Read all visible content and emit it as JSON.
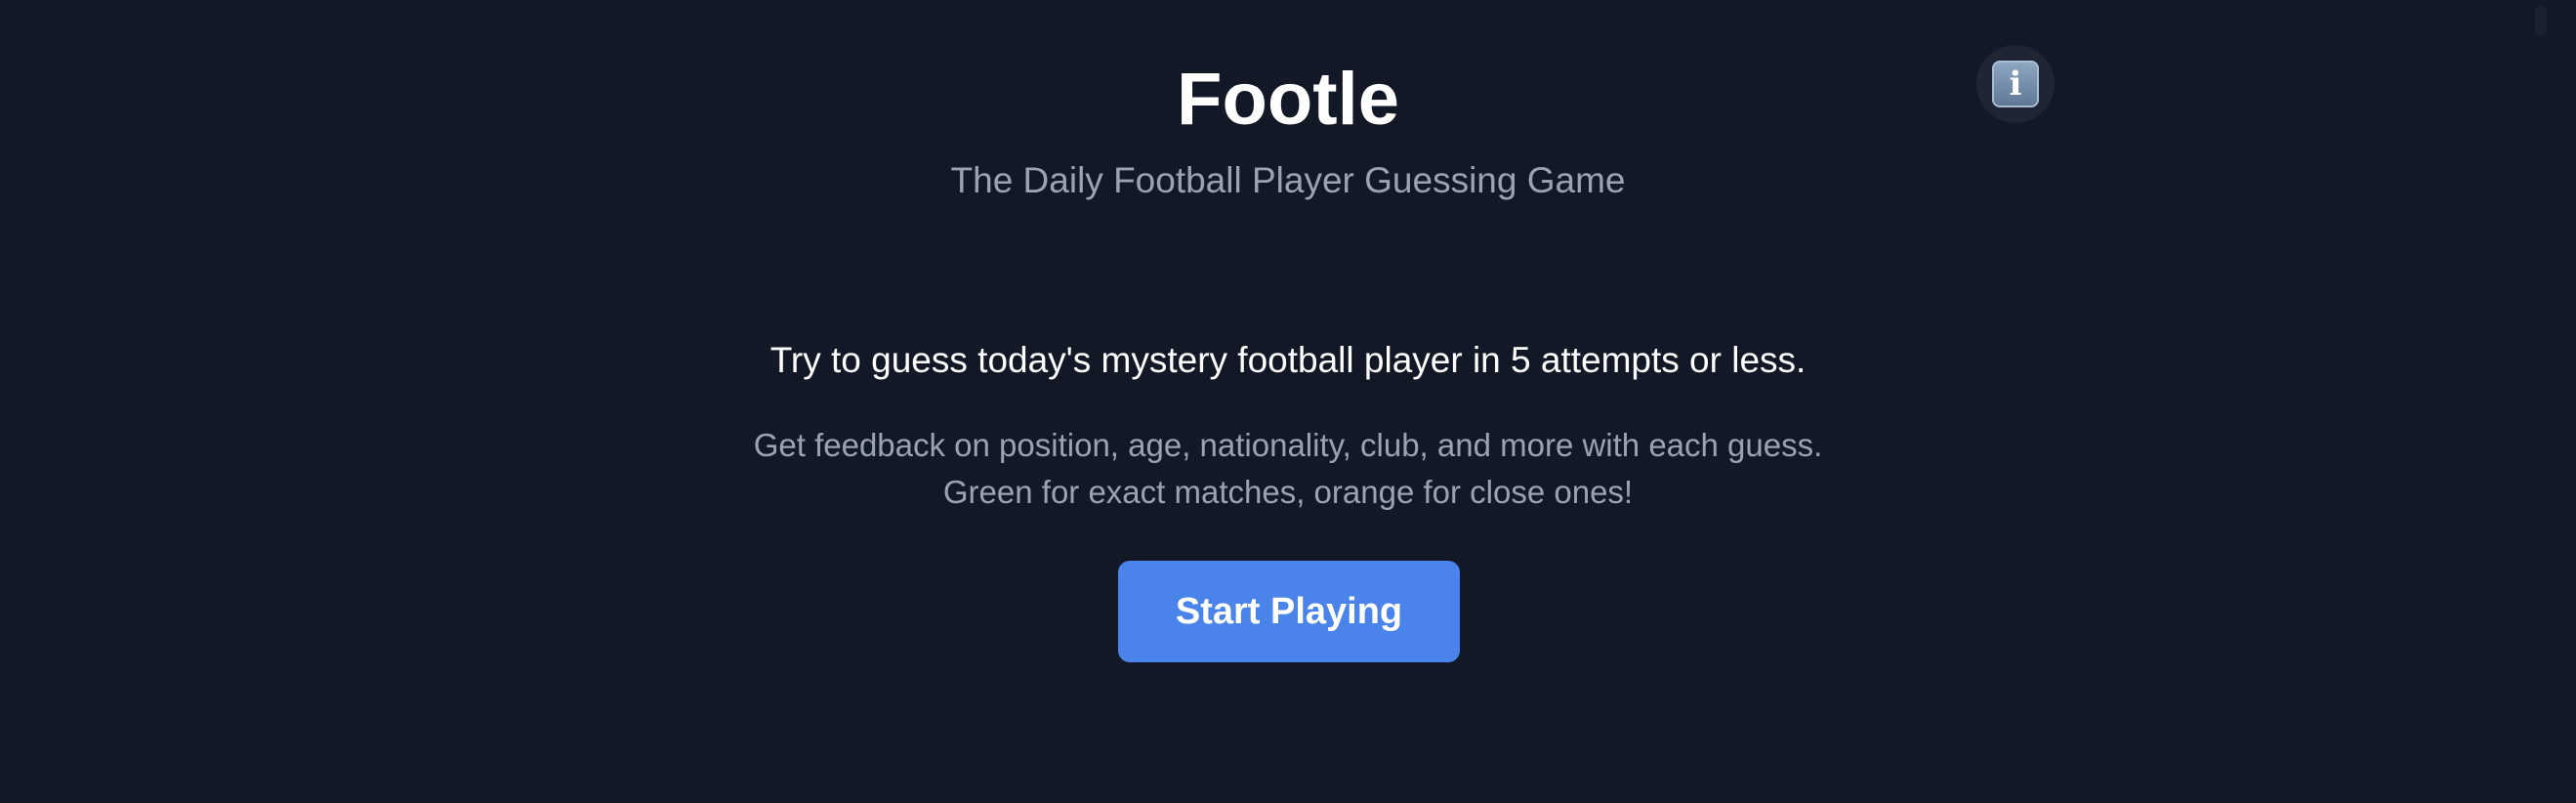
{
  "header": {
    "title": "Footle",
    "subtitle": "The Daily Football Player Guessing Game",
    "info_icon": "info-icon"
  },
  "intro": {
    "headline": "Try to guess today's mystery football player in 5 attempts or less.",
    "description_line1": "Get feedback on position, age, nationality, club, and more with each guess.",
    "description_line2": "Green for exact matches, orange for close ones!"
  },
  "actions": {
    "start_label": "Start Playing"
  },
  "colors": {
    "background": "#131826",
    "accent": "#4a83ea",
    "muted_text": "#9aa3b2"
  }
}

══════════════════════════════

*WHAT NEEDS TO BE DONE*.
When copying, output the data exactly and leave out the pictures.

*PROBLEM SOLUTION*.
Read all visible content and emit it as JSON.
{
  "header": {
    "title": "Footle",
    "subtitle": "The Daily Football Player Guessing Game",
    "info_icon": "info-icon"
  },
  "intro": {
    "headline": "Try to guess today's mystery football player in 5 attempts or less.",
    "description_line1": "Get feedback on position, age, nationality, club, and more with each guess.",
    "description_line2": "Green for exact matches, orange for close ones!"
  },
  "actions": {
    "start_label": "Start Playing"
  },
  "colors": {
    "background": "#131826",
    "accent": "#4a83ea",
    "muted_text": "#9aa3b2"
  }
}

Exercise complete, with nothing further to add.